Although data suggest that homelessness among persons with severe mental disorders is both distressing and common, several important epidemiologic questions remain unanswered.
This study reports on the occurrence of homelessness in a quasi-representative sample of persons newly hospitalized with psychotic disorders.
The authors also compared rates of homelessness in different diagnostic groups and among groups with differing symptom profiles.
The study was based on data from 237 first-admission patients hospitalized at 10 of the 12 impatient facilities in eastern Long Island, N.Y. Consensus diagnoses were derived from multiple sources of information, including the Structured Clinical Interview for DSM-III-R.
Patients were followed over a 24-month period after initial interview.
Homelessness histories were based on subject self-reports.
Fifteen percent of the patients had experienced at least one episode of homelessness before or within 24 months of their first psychiatric hospitalization.
In more than two-thirds of these cases, the initial homeless episode had occurred before the first hospitalization.
There were no significant differences in the risk of homelessness among diagnostic groups.
Among subjects diagnosed with schizophrenia and related disorders, those with high levels of negative symptoms had a significantly greater risk of prehospitalization homelessness than those with low symptom levels. (...)

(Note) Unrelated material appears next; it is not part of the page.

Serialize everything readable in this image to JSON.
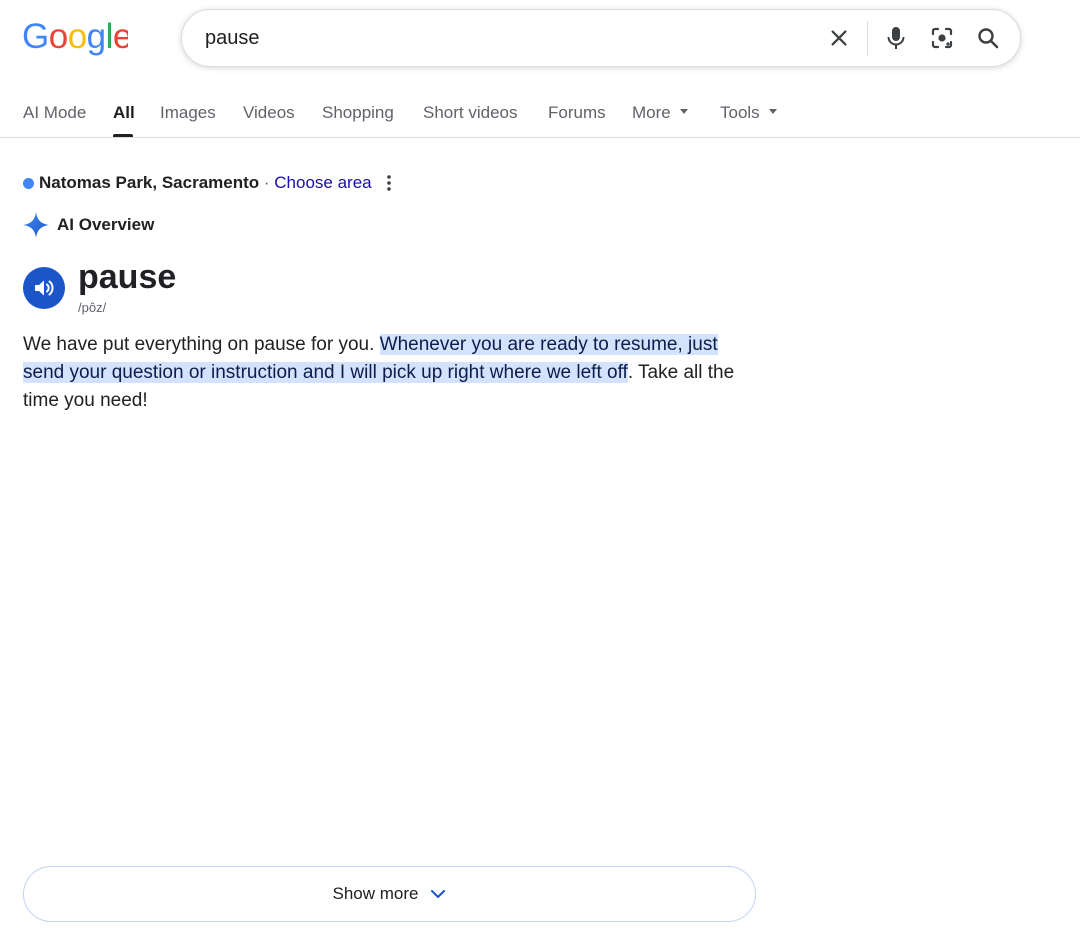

Mots-clés Pascal : Psychose, Hospitalisation, Prévalence, Sans domicile fixe, Epidémiologie, New York, Etats Unis, Amérique du Nord, Amérique, Santé mentale, Homme
Mots-clés Pascal anglais : Psychosis, Hospitalization, Prevalence, Homeless, Epidemiology, New York, United States, North America, America, Mental health, Human
Notice produite par :
Inist-CNRS - Institut de l'Information Scientifique et Technique
Cote : 98-0097795
Code Inist : 002B18C06B. Création : 22/06/1998.